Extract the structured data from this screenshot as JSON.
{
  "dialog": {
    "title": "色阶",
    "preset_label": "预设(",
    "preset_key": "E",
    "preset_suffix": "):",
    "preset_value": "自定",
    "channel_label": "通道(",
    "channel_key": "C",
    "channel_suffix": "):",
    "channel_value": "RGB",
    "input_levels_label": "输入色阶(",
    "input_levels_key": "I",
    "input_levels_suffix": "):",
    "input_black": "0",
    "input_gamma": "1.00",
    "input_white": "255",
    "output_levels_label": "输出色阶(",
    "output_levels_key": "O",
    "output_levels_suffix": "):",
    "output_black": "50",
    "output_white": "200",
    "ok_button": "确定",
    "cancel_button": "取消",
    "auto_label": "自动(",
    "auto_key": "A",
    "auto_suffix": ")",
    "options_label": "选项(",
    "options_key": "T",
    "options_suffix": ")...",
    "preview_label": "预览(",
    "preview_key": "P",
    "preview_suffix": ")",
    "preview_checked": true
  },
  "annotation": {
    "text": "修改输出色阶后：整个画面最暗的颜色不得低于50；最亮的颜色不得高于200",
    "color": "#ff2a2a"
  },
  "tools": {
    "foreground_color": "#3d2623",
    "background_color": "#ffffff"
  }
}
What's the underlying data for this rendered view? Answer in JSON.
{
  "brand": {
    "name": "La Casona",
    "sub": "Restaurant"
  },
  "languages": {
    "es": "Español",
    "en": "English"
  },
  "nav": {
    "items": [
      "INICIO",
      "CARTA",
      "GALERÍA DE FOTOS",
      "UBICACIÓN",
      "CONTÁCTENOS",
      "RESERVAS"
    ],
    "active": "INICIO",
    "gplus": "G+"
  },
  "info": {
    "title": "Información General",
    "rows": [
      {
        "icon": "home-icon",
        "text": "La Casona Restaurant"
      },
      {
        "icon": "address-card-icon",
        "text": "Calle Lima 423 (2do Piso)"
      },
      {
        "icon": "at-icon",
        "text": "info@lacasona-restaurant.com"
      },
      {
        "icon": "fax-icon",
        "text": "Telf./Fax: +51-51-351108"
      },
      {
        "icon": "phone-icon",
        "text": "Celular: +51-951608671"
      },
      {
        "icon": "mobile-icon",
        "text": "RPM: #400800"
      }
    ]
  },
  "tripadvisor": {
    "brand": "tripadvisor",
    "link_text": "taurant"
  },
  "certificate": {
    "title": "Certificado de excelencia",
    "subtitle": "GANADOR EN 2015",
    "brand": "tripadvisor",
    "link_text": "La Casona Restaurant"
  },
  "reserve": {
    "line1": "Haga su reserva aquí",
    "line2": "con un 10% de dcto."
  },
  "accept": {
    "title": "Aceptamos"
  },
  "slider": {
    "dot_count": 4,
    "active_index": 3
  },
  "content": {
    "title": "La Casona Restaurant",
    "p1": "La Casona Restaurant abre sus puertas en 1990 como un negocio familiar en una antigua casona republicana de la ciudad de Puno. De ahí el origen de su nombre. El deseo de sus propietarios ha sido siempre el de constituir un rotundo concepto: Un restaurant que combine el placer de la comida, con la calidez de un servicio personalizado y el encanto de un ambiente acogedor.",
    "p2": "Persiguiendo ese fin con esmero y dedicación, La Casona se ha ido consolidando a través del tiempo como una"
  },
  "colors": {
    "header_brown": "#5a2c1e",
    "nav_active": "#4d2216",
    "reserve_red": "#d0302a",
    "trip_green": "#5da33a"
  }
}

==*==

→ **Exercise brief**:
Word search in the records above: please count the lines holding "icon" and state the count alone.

→ **Solution for this exercise**:
6